Hendrik Bartel is the CEO and co-founder of TruValue Labs, Inc. a San Francisco-based fintech startup leveraging advances in natural language processing, cognitive computing and machine learning to provide real-time sustainability insights. With his entrepreneurial background and knack for turning complicated technologies into user-friendly products, Hendrik has led product development initiatives at companies including Amazon and Cisco in addition to his work at early and late-stage startups. Following the completion of his MBA, Hendrik recognized an opportunity to provide previously hard to access sustainability data and to provide real-time ESG data through Insight360, an online platform that helps investors make smarter decisions.
Christopher P. Skroupa: You’ve been involved with a number of technology startups in your career, but this is the first time you’ve been involved in sustainability. What brought you to this space?
Hendrik Bartel: I guess you could consider me a technology native; I’ve been involved in the tech industry for the first fifteen years of my career, and I’ve been a part of at least four startups – using technology to find disruptive solutions to problems. After the last startup was acquired, I completed my MBA at Saint Mary’s College of California, which is where I started to learn about economic sustainability concepts and how these are being incorporated within the finance and investment industries.
In a class taught by Professor Jim Hawley, I felt an immediate affinity to the topic of sustainability and what investors refer to as ESG (environmental, social, and governance) issues and long-term performance. It was immediately obvious to me that sustainability and ESG are fundamentally crucial trends if we expect to be able to address the range of issues facing the contemporary global economy.
For me, sustainability is the only concept that can rival the importance of technology for the future of humanity. Our shared natural environment, the priceless “natural capital” we depend on for our lives and livelihoods, has been taken for granted since the industrial revolution. Our relentless focus on the short-term – short-term profits, quarterly results, and a myopic approach to our investments – is preventing us from understanding the big picture of where this path will take us.
So understanding these trends, recognizing the importance of sustainability – like I said before, it just made sense to me, and we can see these issues becoming increasingly mainstream. But what was particularly fascinating to me was the fact that it appeared that investors just didn’t pay attention to the fundamental issues that arise from sustainability analysis.

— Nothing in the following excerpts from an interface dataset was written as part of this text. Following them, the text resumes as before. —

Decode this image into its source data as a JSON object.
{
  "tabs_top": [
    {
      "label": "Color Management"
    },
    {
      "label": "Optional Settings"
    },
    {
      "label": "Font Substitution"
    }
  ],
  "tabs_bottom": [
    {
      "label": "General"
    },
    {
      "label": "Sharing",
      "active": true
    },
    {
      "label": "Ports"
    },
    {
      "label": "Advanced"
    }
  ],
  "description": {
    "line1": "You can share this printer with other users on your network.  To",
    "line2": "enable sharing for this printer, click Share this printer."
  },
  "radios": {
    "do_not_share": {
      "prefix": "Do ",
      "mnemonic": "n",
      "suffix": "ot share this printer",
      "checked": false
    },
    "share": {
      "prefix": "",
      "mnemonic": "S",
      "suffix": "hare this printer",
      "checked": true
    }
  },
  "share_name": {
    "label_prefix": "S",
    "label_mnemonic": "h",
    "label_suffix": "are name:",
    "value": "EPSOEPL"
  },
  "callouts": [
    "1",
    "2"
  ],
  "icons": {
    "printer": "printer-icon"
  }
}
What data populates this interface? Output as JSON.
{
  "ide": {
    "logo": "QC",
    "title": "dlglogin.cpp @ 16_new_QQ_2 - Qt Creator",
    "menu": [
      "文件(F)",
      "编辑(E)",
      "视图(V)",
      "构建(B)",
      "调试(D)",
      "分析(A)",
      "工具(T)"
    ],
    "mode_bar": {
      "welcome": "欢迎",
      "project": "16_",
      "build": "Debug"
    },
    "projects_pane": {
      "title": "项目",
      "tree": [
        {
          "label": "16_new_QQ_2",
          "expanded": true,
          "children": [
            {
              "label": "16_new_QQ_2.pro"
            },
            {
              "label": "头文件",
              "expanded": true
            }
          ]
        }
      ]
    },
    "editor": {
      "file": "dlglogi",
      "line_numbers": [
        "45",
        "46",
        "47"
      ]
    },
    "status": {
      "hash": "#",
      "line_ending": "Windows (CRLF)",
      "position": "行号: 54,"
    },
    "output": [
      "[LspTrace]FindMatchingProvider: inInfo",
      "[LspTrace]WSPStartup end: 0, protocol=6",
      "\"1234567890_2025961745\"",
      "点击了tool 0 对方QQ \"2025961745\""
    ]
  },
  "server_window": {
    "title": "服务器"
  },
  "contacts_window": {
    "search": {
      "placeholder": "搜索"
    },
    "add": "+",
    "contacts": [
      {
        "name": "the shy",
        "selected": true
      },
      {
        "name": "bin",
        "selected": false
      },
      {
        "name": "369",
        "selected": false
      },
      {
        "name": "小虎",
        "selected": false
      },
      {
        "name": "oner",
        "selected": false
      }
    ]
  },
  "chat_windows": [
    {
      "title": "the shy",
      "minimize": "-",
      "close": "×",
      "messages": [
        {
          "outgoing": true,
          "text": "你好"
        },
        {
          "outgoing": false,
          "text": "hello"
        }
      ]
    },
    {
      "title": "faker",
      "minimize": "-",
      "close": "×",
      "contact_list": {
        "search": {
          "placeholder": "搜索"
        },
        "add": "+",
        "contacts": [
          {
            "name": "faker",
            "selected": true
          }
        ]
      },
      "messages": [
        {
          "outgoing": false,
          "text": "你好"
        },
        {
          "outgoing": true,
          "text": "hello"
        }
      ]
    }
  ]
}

Skroupa: As you mention, there is an obvious trend towards recognizing the importance of sustainability and ESG – but what do you think are the main obstacles from the investor perspective for wider adoption of these principles? What’s holding back effective ESG integration?
Bartel: While I think there are a number of obstacles investors face when they try to incorporate sustainability, the more I became exposed to the industry, the more one major barrier became increasingly apparent to me: data.
I saw how the traditional ways of incorporating sustainability principles was held back by the provision of sustainability data. This data has been difficult to access, lacks transparency, is inconsistent and infrequent, and of course the biggest barrier of all, it’s expensive.
So for me, what’s holding back effective ESG integration is the lack of data. While intuitively, sustainability and ESG makes sense, without sufficient data to act on, how can someone be sure they are taking a sustainable approach?
Through ongoing conversations with Professor Hawley, I started to approach the problems we were discussing from a technological angle: how could we use technology to solve this issue in sustainability, one of the most pressing trends we’re facing?
Skroupa: You launched Insight360 a few months ago to help solve these problems. How are you using technology to provide solutions? What are the benefits?
Bartel: To answer that question properly, I first need to talk about the technology itself.
The technological abilities we have today are incredible: we are at a stage where most of us have access to the sum of human knowledge in the palm of our hands, ready to access at any time. This wouldn’t be possible without the internet – the foundation of our information-based society. Our interactions within this interconnected world have resulted in what we call Big Data – extremely large data sets that can be analyzed to reveal patterns and trends that were completely inaccessible just a short time ago.
However, the vast majority of available information is noise; one of the biggest challenges facing many industries is how to cut through this noise and extract the signals that matter. We see that in the ESG space; investors face too much information, making it difficult to find the data they need.